* **WHAT THE EXERCISE ASKS**
Leave the pictures out and restate each entry below word for word.
+++ GIVEN ENTRIES
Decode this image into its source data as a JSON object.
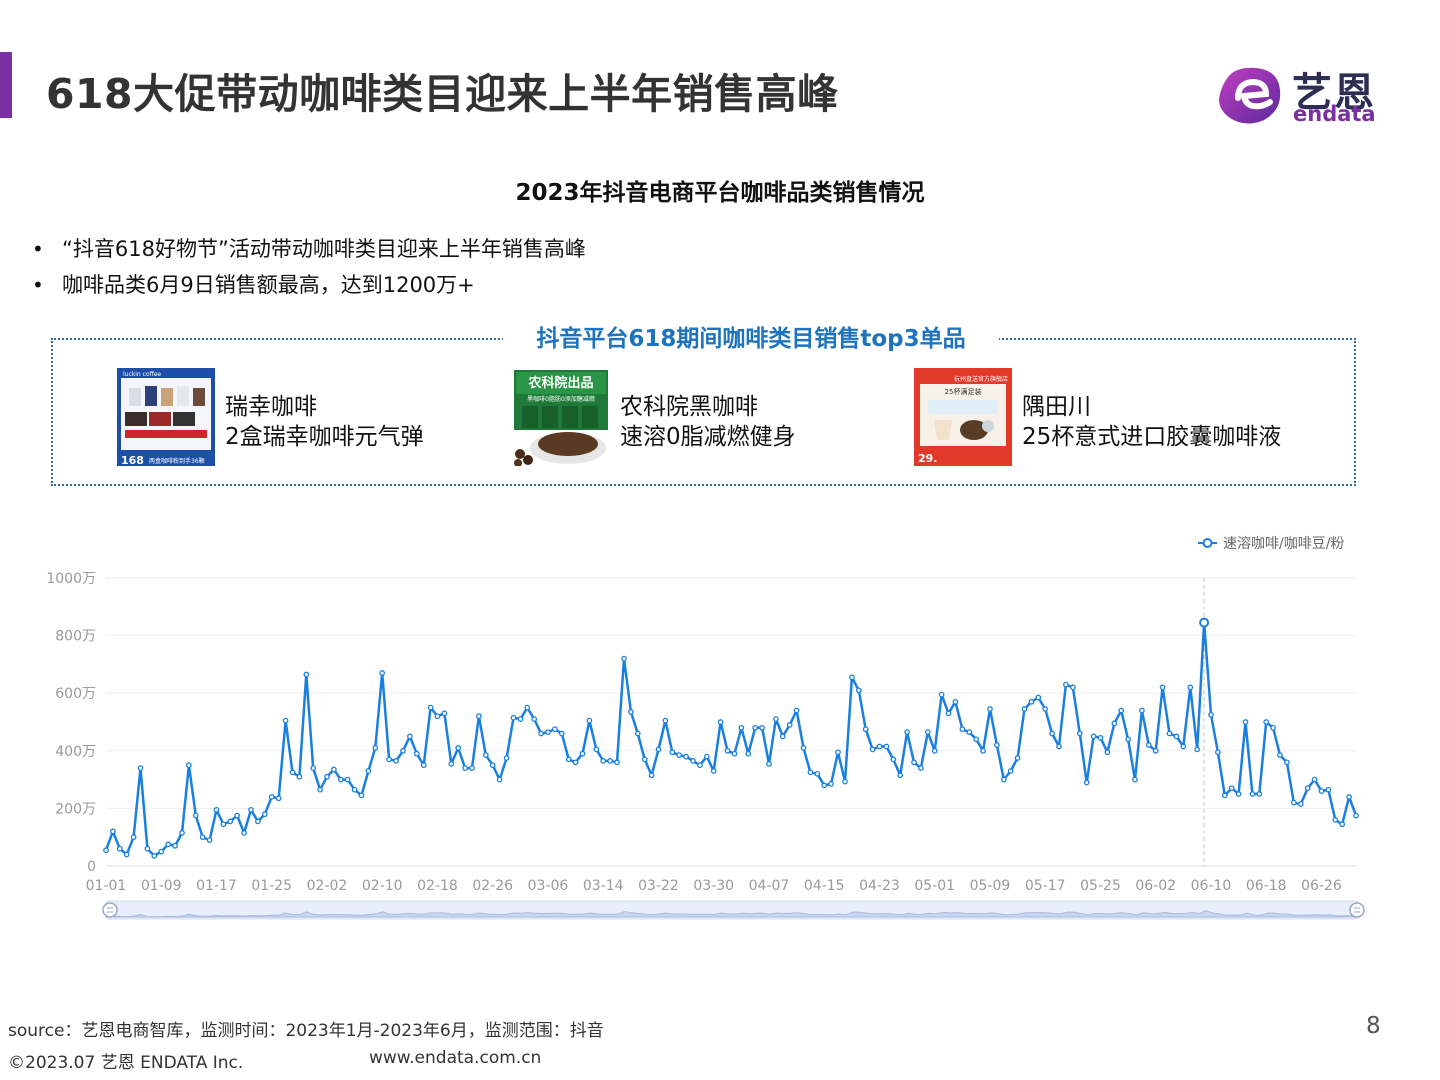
{
  "header": {
    "title": "618大促带动咖啡类目迎来上半年销售高峰",
    "logo_cn": "艺恩",
    "logo_en": "endata"
  },
  "chart_title": "2023年抖音电商平台咖啡品类销售情况",
  "bullets": [
    "“抖音618好物节”活动带动咖啡类目迎来上半年销售高峰",
    "咖啡品类6月9日销售额最高，达到1200万+"
  ],
  "top3": {
    "title": "抖音平台618期间咖啡类目销售top3单品",
    "products": [
      {
        "name": "瑞幸咖啡",
        "desc": "2盒瑞幸咖啡元气弹",
        "img_price": "168",
        "img_caption": "两盒咖啡粉到手36颗",
        "img_brand": "luckin coffee"
      },
      {
        "name": "农科院黑咖啡",
        "desc": "速溶0脂减燃健身",
        "img_banner": "农科院出品",
        "img_sub": "黑咖啡0脂肪0添加糖减燃"
      },
      {
        "name": "隅田川",
        "desc": "25杯意式进口胶囊咖啡液",
        "img_banner": "25杯满足装",
        "img_price": "29.",
        "img_shop": "杭州直送官方旗舰店"
      }
    ]
  },
  "chart_data": {
    "type": "line",
    "title": "",
    "xlabel": "",
    "ylabel": "",
    "ylim": [
      0,
      1000
    ],
    "yticks": [
      "0",
      "200万",
      "400万",
      "600万",
      "800万",
      "1000万"
    ],
    "ytick_values": [
      0,
      200,
      400,
      600,
      800,
      1000
    ],
    "unit": "万",
    "grid": true,
    "legend_position": "top-right",
    "highlight_x": "06-09",
    "x_tick_labels": [
      "01-01",
      "01-09",
      "01-17",
      "01-25",
      "02-02",
      "02-10",
      "02-18",
      "02-26",
      "03-06",
      "03-14",
      "03-22",
      "03-30",
      "04-07",
      "04-15",
      "04-23",
      "05-01",
      "05-09",
      "05-17",
      "05-25",
      "06-02",
      "06-10",
      "06-18",
      "06-26"
    ],
    "x_start": "2023-01-01",
    "x_end": "2023-06-30",
    "colors": {
      "line": "#1a7fe0",
      "grid": "#eeeeee",
      "axis_text": "#999999",
      "cursor": "#b8c8dc"
    },
    "series": [
      {
        "name": "速溶咖啡/咖啡豆/粉",
        "values": [
          55,
          120,
          60,
          40,
          100,
          340,
          60,
          35,
          50,
          75,
          70,
          115,
          350,
          175,
          100,
          90,
          195,
          145,
          155,
          175,
          115,
          195,
          155,
          180,
          240,
          235,
          505,
          325,
          310,
          665,
          340,
          265,
          310,
          335,
          300,
          300,
          265,
          245,
          330,
          410,
          670,
          370,
          365,
          400,
          450,
          390,
          350,
          550,
          520,
          530,
          355,
          410,
          340,
          340,
          520,
          385,
          350,
          300,
          375,
          515,
          510,
          550,
          510,
          460,
          465,
          475,
          460,
          370,
          360,
          390,
          505,
          405,
          365,
          365,
          360,
          720,
          535,
          460,
          370,
          315,
          405,
          505,
          395,
          385,
          380,
          365,
          350,
          380,
          330,
          500,
          400,
          390,
          480,
          390,
          480,
          480,
          355,
          510,
          450,
          490,
          540,
          410,
          325,
          320,
          280,
          285,
          395,
          293,
          655,
          610,
          475,
          405,
          415,
          415,
          370,
          315,
          465,
          360,
          340,
          465,
          400,
          595,
          530,
          570,
          475,
          465,
          440,
          400,
          545,
          420,
          300,
          330,
          375,
          545,
          570,
          585,
          545,
          460,
          415,
          630,
          620,
          460,
          290,
          450,
          445,
          395,
          495,
          540,
          440,
          300,
          540,
          420,
          400,
          620,
          460,
          450,
          415,
          620,
          405,
          845,
          525,
          395,
          245,
          270,
          250,
          500,
          250,
          250,
          500,
          480,
          385,
          360,
          220,
          215,
          270,
          300,
          260,
          265,
          160,
          145,
          240,
          175
        ],
        "color": "#1a7fe0"
      }
    ],
    "slider": {
      "type": "dataZoom",
      "range": "full"
    }
  },
  "footer": {
    "source": "source：艺恩电商智库，监测时间：2023年1月-2023年6月，监测范围：抖音",
    "copyright": "©2023.07 艺恩 ENDATA Inc.",
    "website": "www.endata.com.cn",
    "page_number": "8"
  }
}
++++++
* **RESPONSE**
Decode this image into its source data as a JSON object.
{
  "header": {
    "title": "618大促带动咖啡类目迎来上半年销售高峰",
    "logo_cn": "艺恩",
    "logo_en": "endata"
  },
  "chart_title": "2023年抖音电商平台咖啡品类销售情况",
  "bullets": [
    "“抖音618好物节”活动带动咖啡类目迎来上半年销售高峰",
    "咖啡品类6月9日销售额最高，达到1200万+"
  ],
  "top3": {
    "title": "抖音平台618期间咖啡类目销售top3单品",
    "products": [
      {
        "name": "瑞幸咖啡",
        "desc": "2盒瑞幸咖啡元气弹",
        "img_price": "168",
        "img_caption": "两盒咖啡粉到手36颗",
        "img_brand": "luckin coffee"
      },
      {
        "name": "农科院黑咖啡",
        "desc": "速溶0脂减燃健身",
        "img_banner": "农科院出品",
        "img_sub": "黑咖啡0脂肪0添加糖减燃"
      },
      {
        "name": "隅田川",
        "desc": "25杯意式进口胶囊咖啡液",
        "img_banner": "25杯满足装",
        "img_price": "29.",
        "img_shop": "杭州直送官方旗舰店"
      }
    ]
  },
  "chart_data": {
    "type": "line",
    "title": "",
    "xlabel": "",
    "ylabel": "",
    "ylim": [
      0,
      1000
    ],
    "yticks": [
      "0",
      "200万",
      "400万",
      "600万",
      "800万",
      "1000万"
    ],
    "ytick_values": [
      0,
      200,
      400,
      600,
      800,
      1000
    ],
    "unit": "万",
    "grid": true,
    "legend_position": "top-right",
    "highlight_x": "06-09",
    "x_tick_labels": [
      "01-01",
      "01-09",
      "01-17",
      "01-25",
      "02-02",
      "02-10",
      "02-18",
      "02-26",
      "03-06",
      "03-14",
      "03-22",
      "03-30",
      "04-07",
      "04-15",
      "04-23",
      "05-01",
      "05-09",
      "05-17",
      "05-25",
      "06-02",
      "06-10",
      "06-18",
      "06-26"
    ],
    "x_start": "2023-01-01",
    "x_end": "2023-06-30",
    "colors": {
      "line": "#1a7fe0",
      "grid": "#eeeeee",
      "axis_text": "#999999",
      "cursor": "#b8c8dc"
    },
    "series": [
      {
        "name": "速溶咖啡/咖啡豆/粉",
        "values": [
          55,
          120,
          60,
          40,
          100,
          340,
          60,
          35,
          50,
          75,
          70,
          115,
          350,
          175,
          100,
          90,
          195,
          145,
          155,
          175,
          115,
          195,
          155,
          180,
          240,
          235,
          505,
          325,
          310,
          665,
          340,
          265,
          310,
          335,
          300,
          300,
          265,
          245,
          330,
          410,
          670,
          370,
          365,
          400,
          450,
          390,
          350,
          550,
          520,
          530,
          355,
          410,
          340,
          340,
          520,
          385,
          350,
          300,
          375,
          515,
          510,
          550,
          510,
          460,
          465,
          475,
          460,
          370,
          360,
          390,
          505,
          405,
          365,
          365,
          360,
          720,
          535,
          460,
          370,
          315,
          405,
          505,
          395,
          385,
          380,
          365,
          350,
          380,
          330,
          500,
          400,
          390,
          480,
          390,
          480,
          480,
          355,
          510,
          450,
          490,
          540,
          410,
          325,
          320,
          280,
          285,
          395,
          293,
          655,
          610,
          475,
          405,
          415,
          415,
          370,
          315,
          465,
          360,
          340,
          465,
          400,
          595,
          530,
          570,
          475,
          465,
          440,
          400,
          545,
          420,
          300,
          330,
          375,
          545,
          570,
          585,
          545,
          460,
          415,
          630,
          620,
          460,
          290,
          450,
          445,
          395,
          495,
          540,
          440,
          300,
          540,
          420,
          400,
          620,
          460,
          450,
          415,
          620,
          405,
          845,
          525,
          395,
          245,
          270,
          250,
          500,
          250,
          250,
          500,
          480,
          385,
          360,
          220,
          215,
          270,
          300,
          260,
          265,
          160,
          145,
          240,
          175
        ],
        "color": "#1a7fe0"
      }
    ],
    "slider": {
      "type": "dataZoom",
      "range": "full"
    }
  },
  "footer": {
    "source": "source：艺恩电商智库，监测时间：2023年1月-2023年6月，监测范围：抖音",
    "copyright": "©2023.07 艺恩 ENDATA Inc.",
    "website": "www.endata.com.cn",
    "page_number": "8"
  }
}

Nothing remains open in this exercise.